● Records from a dataset
---------------

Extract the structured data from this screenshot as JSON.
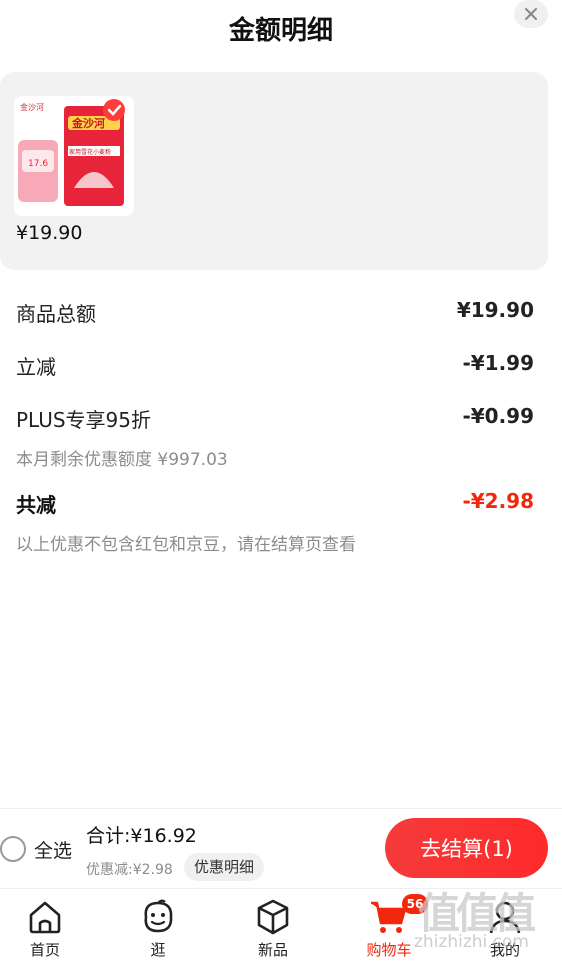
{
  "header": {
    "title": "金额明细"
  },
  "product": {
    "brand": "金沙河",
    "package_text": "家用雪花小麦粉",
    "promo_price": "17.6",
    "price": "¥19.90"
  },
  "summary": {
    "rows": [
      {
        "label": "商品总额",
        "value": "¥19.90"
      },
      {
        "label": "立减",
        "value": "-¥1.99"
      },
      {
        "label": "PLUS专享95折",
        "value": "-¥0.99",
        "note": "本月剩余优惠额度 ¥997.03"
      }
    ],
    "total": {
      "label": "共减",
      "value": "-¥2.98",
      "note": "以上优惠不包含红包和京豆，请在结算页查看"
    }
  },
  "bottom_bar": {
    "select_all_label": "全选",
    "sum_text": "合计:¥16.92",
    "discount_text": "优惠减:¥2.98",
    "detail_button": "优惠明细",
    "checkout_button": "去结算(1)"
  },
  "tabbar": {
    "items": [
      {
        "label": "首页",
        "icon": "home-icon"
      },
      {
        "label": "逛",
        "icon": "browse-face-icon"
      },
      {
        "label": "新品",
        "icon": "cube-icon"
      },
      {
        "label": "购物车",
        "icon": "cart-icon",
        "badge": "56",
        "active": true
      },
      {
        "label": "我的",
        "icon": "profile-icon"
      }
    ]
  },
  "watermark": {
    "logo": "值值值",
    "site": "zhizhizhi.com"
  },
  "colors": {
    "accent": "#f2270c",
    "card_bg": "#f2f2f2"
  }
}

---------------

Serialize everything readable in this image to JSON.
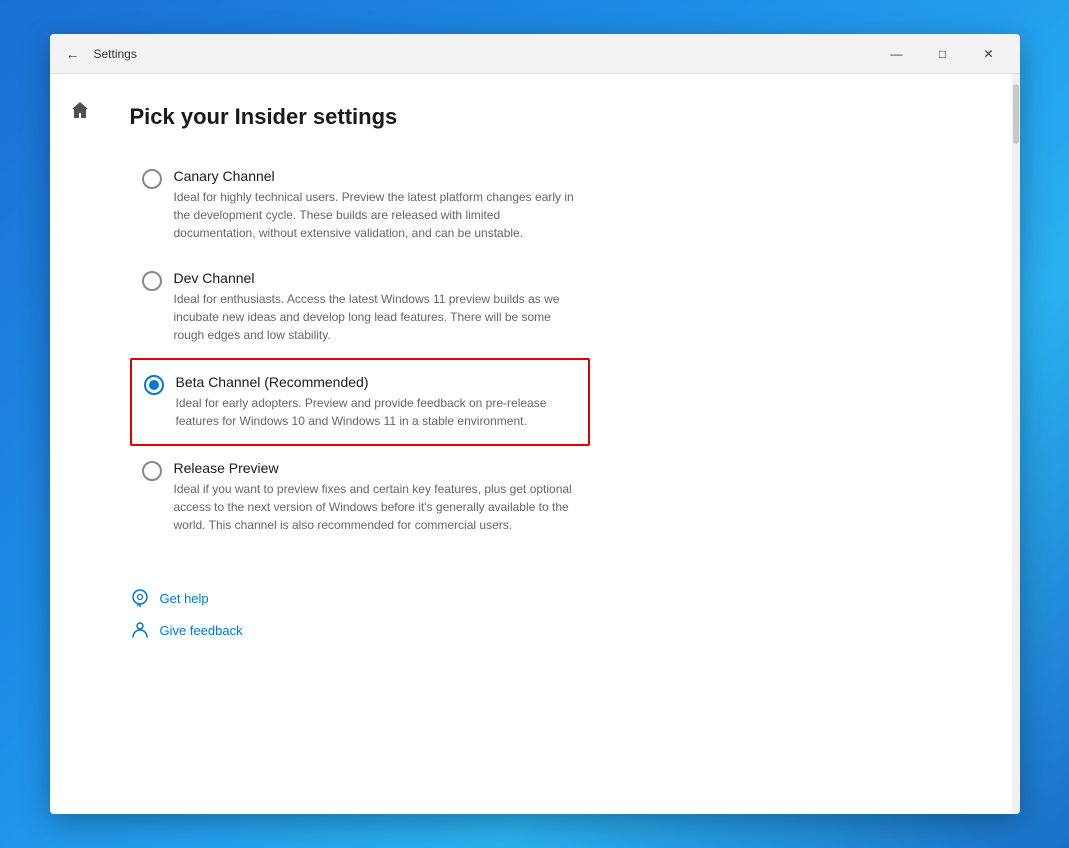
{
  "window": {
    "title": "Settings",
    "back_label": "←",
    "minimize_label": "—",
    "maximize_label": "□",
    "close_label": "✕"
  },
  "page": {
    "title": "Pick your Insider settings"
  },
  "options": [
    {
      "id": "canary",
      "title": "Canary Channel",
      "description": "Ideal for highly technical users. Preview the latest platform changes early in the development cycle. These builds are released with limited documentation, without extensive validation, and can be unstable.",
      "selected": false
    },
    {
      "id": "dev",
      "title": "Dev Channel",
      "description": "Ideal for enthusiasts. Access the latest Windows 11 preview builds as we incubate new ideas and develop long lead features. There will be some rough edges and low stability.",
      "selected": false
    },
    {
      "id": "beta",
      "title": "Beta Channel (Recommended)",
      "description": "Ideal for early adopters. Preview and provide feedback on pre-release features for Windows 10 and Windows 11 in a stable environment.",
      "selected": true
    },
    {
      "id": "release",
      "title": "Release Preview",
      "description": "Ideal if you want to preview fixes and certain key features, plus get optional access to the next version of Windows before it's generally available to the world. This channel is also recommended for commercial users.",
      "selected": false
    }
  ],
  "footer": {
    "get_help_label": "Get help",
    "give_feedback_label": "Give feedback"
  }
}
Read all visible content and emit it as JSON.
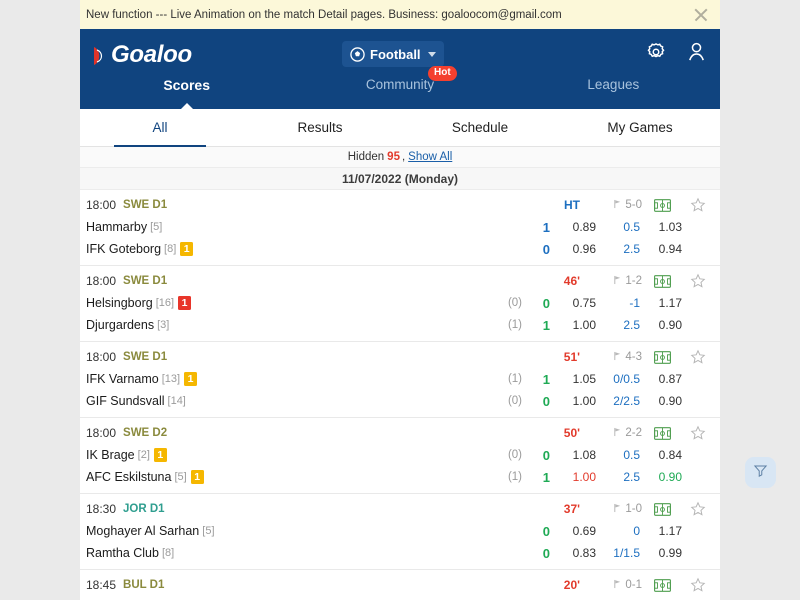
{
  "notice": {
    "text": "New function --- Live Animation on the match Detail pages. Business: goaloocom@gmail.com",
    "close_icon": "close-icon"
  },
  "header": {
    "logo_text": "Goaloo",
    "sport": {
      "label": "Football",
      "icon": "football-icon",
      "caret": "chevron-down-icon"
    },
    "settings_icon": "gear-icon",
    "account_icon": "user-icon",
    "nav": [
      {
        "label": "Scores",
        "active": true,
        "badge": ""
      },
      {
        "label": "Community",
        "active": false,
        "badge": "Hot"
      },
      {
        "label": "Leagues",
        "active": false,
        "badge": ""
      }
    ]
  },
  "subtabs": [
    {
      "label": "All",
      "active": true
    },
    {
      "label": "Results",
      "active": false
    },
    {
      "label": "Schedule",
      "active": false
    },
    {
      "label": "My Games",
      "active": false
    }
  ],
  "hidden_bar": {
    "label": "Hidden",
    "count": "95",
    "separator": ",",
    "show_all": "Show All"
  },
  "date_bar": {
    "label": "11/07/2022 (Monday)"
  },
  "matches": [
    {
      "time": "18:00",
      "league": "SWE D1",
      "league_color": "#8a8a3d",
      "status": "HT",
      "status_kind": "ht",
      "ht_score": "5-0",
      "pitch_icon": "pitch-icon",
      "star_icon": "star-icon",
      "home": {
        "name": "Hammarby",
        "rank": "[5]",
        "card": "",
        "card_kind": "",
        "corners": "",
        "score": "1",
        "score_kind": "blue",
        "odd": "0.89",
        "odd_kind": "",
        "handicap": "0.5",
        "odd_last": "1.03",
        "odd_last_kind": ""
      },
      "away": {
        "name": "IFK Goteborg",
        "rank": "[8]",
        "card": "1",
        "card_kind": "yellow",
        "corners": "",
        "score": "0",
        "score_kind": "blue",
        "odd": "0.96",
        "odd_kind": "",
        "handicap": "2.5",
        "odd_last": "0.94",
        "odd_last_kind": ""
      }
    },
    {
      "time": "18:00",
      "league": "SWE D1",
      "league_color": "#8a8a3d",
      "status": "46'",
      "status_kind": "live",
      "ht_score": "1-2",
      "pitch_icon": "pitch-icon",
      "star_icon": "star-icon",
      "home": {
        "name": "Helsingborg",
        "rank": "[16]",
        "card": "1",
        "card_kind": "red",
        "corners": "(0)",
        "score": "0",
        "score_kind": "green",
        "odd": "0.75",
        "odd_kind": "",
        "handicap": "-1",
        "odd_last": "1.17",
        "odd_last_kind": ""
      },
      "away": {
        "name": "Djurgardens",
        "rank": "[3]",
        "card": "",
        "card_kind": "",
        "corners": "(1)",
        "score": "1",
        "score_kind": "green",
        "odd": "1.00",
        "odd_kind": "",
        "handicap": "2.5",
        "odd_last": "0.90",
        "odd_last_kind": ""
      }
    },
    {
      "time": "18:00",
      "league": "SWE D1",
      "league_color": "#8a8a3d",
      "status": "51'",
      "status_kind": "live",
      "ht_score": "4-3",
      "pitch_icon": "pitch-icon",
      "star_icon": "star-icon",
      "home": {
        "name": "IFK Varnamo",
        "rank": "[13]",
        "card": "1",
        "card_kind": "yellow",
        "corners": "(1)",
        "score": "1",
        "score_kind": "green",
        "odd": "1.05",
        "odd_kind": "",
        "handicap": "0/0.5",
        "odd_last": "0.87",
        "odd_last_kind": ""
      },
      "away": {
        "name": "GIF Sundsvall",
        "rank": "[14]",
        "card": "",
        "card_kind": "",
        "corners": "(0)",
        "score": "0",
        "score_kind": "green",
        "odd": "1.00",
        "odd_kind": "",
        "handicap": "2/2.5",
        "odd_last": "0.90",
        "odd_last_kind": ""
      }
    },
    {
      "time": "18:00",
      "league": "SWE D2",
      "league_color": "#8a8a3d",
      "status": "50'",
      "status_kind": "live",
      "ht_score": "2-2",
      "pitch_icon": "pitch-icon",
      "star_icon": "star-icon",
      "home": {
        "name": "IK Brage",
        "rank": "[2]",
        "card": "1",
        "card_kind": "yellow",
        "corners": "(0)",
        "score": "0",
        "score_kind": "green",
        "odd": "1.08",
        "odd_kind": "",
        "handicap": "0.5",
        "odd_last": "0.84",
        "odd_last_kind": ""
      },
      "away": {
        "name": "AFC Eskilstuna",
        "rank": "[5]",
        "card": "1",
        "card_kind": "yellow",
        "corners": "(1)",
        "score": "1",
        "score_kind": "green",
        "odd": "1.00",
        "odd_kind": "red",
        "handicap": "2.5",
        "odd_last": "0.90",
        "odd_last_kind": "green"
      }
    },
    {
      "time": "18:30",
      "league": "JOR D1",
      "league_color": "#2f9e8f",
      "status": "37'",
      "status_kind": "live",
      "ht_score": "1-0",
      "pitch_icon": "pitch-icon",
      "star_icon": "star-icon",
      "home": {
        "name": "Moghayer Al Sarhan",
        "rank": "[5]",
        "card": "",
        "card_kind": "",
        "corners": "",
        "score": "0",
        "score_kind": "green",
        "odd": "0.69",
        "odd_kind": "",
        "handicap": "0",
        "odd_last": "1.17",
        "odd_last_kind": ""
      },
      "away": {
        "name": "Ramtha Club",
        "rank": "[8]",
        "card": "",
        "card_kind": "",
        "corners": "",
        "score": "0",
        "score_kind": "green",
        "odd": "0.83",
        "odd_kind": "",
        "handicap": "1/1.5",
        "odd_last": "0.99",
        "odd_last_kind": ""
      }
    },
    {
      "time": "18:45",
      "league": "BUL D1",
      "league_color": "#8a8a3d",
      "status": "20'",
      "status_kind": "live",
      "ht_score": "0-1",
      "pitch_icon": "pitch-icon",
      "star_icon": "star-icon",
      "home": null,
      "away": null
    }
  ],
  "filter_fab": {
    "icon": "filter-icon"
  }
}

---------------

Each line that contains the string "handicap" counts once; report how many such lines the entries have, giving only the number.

10